PM Theresa May’s recent hard-line shift on immigration is bound to have an effect on the UK economy
By John Sfakianakis/ The National
Much has been said recently about the future of globalisation. From Britain’s vote to leave the European Union to Donald Trump’s championing of “America First”, increasingly there is pressure to deal with one’s economy than to gather globally in search of seemingly accommodating solutions. The calls for less integration and more protectionism threaten to depress a world economy that the IMF says is already “weak and fragile”. In its latest World Economic Outlook released last week, the fund highlighted a subdued global expansion. After growth of 3.2 per cent last year, the world economy’s expansion will slow to 3.1 per cent this year before rebounding to 3.4 per cent next year, according to the report. The forecast for US growth was cut to 1.6 per cent this year and 2.2 per cent next year.
For the IMF, the reduced forecast for the global economy reflects a more subdued outlook for advanced economies following the UK vote in June in favour of leaving the EU, and weaker-than-expected growth in the US. These developments have put further downward pressure on global interest rates, as monetary policy is now expected to remain accommodative for longer. And of great interest is that despite zero interest rates, anaemic growth in advanced economies continues to prevail.
Although the market reaction to the Brexit shock was reassuringly orderly, the ultimate effect remains unclear, as the fate of institutional and trade arrangements between the UK and the EU is uncertain. There are those who believe that the differences between the UK and the EU will not be resolved amicably, and some even expect the pound to be worth just one euro by the end of next year – it was trading at €1.11 on Monday. Moreover, markets are trying to digest the likely consequence of prime minister Theresa May’s recent shift to a harder anti-immigration line on the UK economy. Initial economic data since the vote has displayed resilience, helped in part by a weaker pound. Factories had their best month in more than two years last month, as export customers took advantage of lower prices. In the weeks to come, the pound could fall further than what we witnessed on Friday, when it briefly fell 6 per cent, then recovered to close 1.7 per cent down against the dollar.
As for the rest of the world, the IMF’s view is that market sentiment toward emerging market economies has improved with expectations of lower interest rates in advanced economies, reduced concern about China’s near-term prospects following policy support to growth, and some firming of commodity prices.
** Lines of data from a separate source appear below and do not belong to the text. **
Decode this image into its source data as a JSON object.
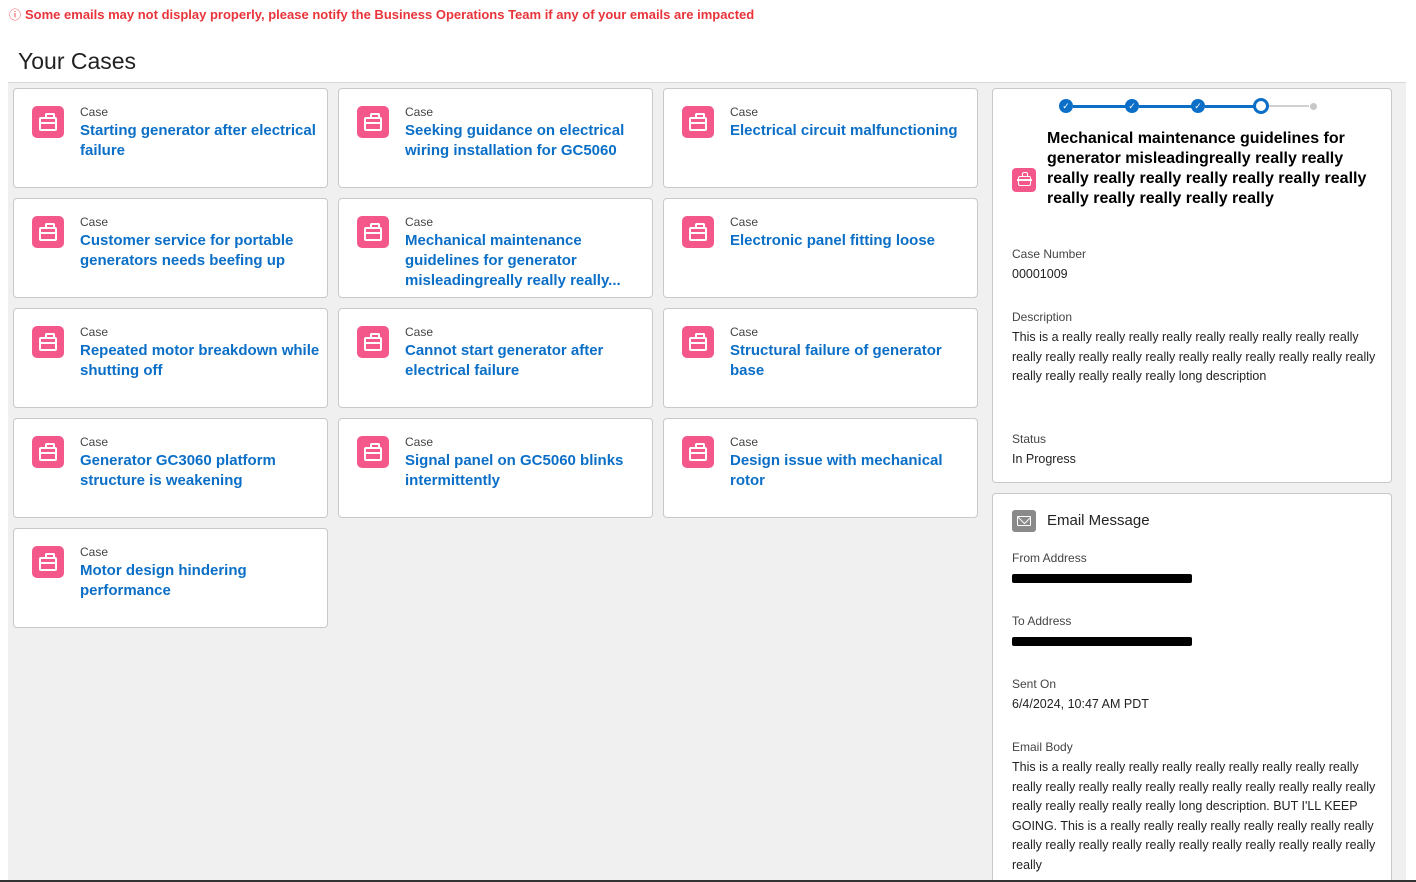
{
  "banner": {
    "icon": "info-circle-icon",
    "text": "Some emails may not display properly, please notify the Business Operations Team if any of your emails are impacted",
    "color": "#e8343a"
  },
  "page_title": "Your Cases",
  "colors": {
    "accent": "#0b6fc7",
    "case_icon": "#f4588b"
  },
  "cases": [
    {
      "label": "Case",
      "title": "Starting generator after electrical failure"
    },
    {
      "label": "Case",
      "title": "Seeking guidance on electrical wiring installation for GC5060"
    },
    {
      "label": "Case",
      "title": "Electrical circuit malfunctioning"
    },
    {
      "label": "Case",
      "title": "Customer service for portable generators needs beefing up"
    },
    {
      "label": "Case",
      "title": "Mechanical maintenance guidelines for generator misleadingreally really really..."
    },
    {
      "label": "Case",
      "title": "Electronic panel fitting loose"
    },
    {
      "label": "Case",
      "title": "Repeated motor breakdown while shutting off"
    },
    {
      "label": "Case",
      "title": "Cannot start generator after electrical failure"
    },
    {
      "label": "Case",
      "title": "Structural failure of generator base"
    },
    {
      "label": "Case",
      "title": "Generator GC3060 platform structure is weakening"
    },
    {
      "label": "Case",
      "title": "Signal panel on GC5060 blinks intermittently"
    },
    {
      "label": "Case",
      "title": "Design issue with mechanical rotor"
    },
    {
      "label": "Case",
      "title": "Motor design hindering performance"
    }
  ],
  "detail": {
    "path_steps": [
      "complete",
      "complete",
      "complete",
      "current",
      "future"
    ],
    "title": "Mechanical maintenance guidelines for generator misleadingreally really really really really really really really really really really really really really really",
    "case_number_label": "Case Number",
    "case_number": "00001009",
    "description_label": "Description",
    "description": "This is a really really really really really really really really really really really really really really really really really really really really really really really really really long description",
    "status_label": "Status",
    "status": "In Progress"
  },
  "email": {
    "heading": "Email Message",
    "icon": "envelope-icon",
    "from_label": "From Address",
    "to_label": "To Address",
    "sent_on_label": "Sent On",
    "sent_on": "6/4/2024, 10:47 AM PDT",
    "body_label": "Email Body",
    "body": "This is a really really really really really really really really really really really really really really really really really really really really really really really really really long description. BUT I'LL KEEP GOING. This is a really really really really really really really really really really really really really really really really really really really really"
  }
}
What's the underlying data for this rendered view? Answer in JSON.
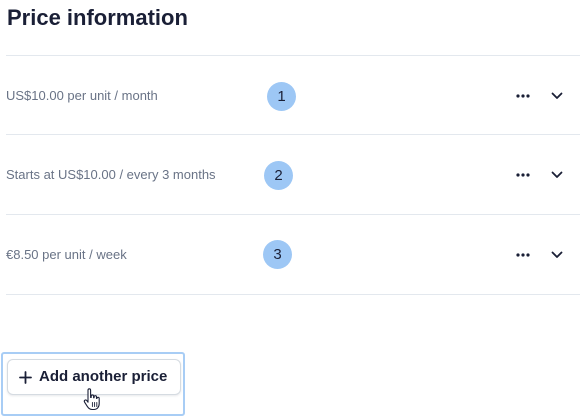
{
  "header": {
    "title": "Price information"
  },
  "prices": [
    {
      "badge": "1",
      "text": "US$10.00 per unit / month"
    },
    {
      "badge": "2",
      "text": "Starts at US$10.00 / every 3 months"
    },
    {
      "badge": "3",
      "text": "€8.50 per unit / week"
    }
  ],
  "actions": {
    "add_label": "Add another price"
  },
  "icons": {
    "more": "more-horizontal-icon",
    "expand": "chevron-down-icon",
    "add": "plus-icon",
    "cursor": "hand-pointer-icon"
  },
  "colors": {
    "badge": "#9dc7f5",
    "focus_outline": "#a8cdf5",
    "text_primary": "#1a1f36",
    "text_secondary": "#697386",
    "divider": "#e3e8ee"
  }
}
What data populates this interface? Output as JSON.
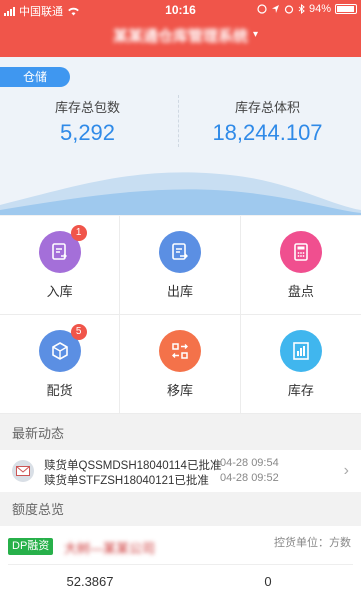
{
  "status_bar": {
    "carrier": "中国联通",
    "time": "10:16",
    "battery": "94%",
    "battery_level": 0.94
  },
  "header": {
    "title": "某某通仓库管理系统"
  },
  "summary": {
    "tag": "仓储",
    "stats": [
      {
        "label": "库存总包数",
        "value": "5,292"
      },
      {
        "label": "库存总体积",
        "value": "18,244.107"
      }
    ]
  },
  "grid": {
    "items": [
      {
        "label": "入库",
        "icon": "inbound-icon",
        "color": "#a46fd9",
        "badge": "1"
      },
      {
        "label": "出库",
        "icon": "outbound-icon",
        "color": "#5b8fe3",
        "badge": ""
      },
      {
        "label": "盘点",
        "icon": "calculator-icon",
        "color": "#f04f8f",
        "badge": ""
      },
      {
        "label": "配货",
        "icon": "box-icon",
        "color": "#5b8fe3",
        "badge": "5"
      },
      {
        "label": "移库",
        "icon": "transfer-icon",
        "color": "#f4724a",
        "badge": ""
      },
      {
        "label": "库存",
        "icon": "inventory-icon",
        "color": "#40b6ee",
        "badge": ""
      }
    ]
  },
  "news": {
    "heading": "最新动态",
    "lines": [
      {
        "text": "赎货单QSSMDSH18040114已批准",
        "time": "04-28 09:54"
      },
      {
        "text": "赎货单STFZSH18040121已批准",
        "time": "04-28 09:52"
      }
    ]
  },
  "quota": {
    "heading": "额度总览",
    "tag": "DP融资",
    "company": "大树—某某公司",
    "unit": "控货单位：方数",
    "values": [
      "52.3867",
      "0"
    ]
  }
}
China appears to have recovered from the acute anxiety at the start of the year. The economy’s transition away from reliance on investment, industry and exports in favour of greater dependence on consumption and services could become bumpier than expected at times, with important implications for commodity and machinery exporters, as well as for countries indirectly exposed to China through financial contagion channels. At 6.5 per cent for the second quarter this year, China’s growth remains higher than the average for emerging markets and developing economies.
Appetite for emerging market assets will be determined by the direction central banks will provide, especially the Federal Reserve, in the coming weeks. Growth prospects differ sharply across countries and regions, with emerging Asia in general and India in particular showing robust growth, and sub-Saharan Africa experiencing a sharp slowdown. While growth in Asia and India continues to be resilient, the largest economies in sub-Saharan Africa – Nigeria, South Africa and Angola – are experiencing sharp slowdowns or recessions as lower commodity prices interact with difficult domestic political and economic conditions. Brazil and Russia continue to face challenging macroeconomic conditions.
On oil, the IMF says two things worth noting. Oil futures contracts point to rising prices – I would agree with that. The IMF’s conservative assumptions for average petroleum spot prices, based on futures prices, suggest average annual prices of US$43 a barrel this year – a decline of 15 per cent from the average price last year – and $50.60 a barrel next year.
The second point is that the IMF sees high inventory and a rapid response from US shale producers as a lever that would mitigate a sharp rise in oil prices in the near future. In the medium term, the oil market is expected to remain quite tight in light of supply constraints, considering that the decline in oil prices has dramatically reduced investment in extraction, unless shale production can be boosted or global demand falters. The reaction of shale producers in the event of rising prices is an important determinant for the future direction of oil prices.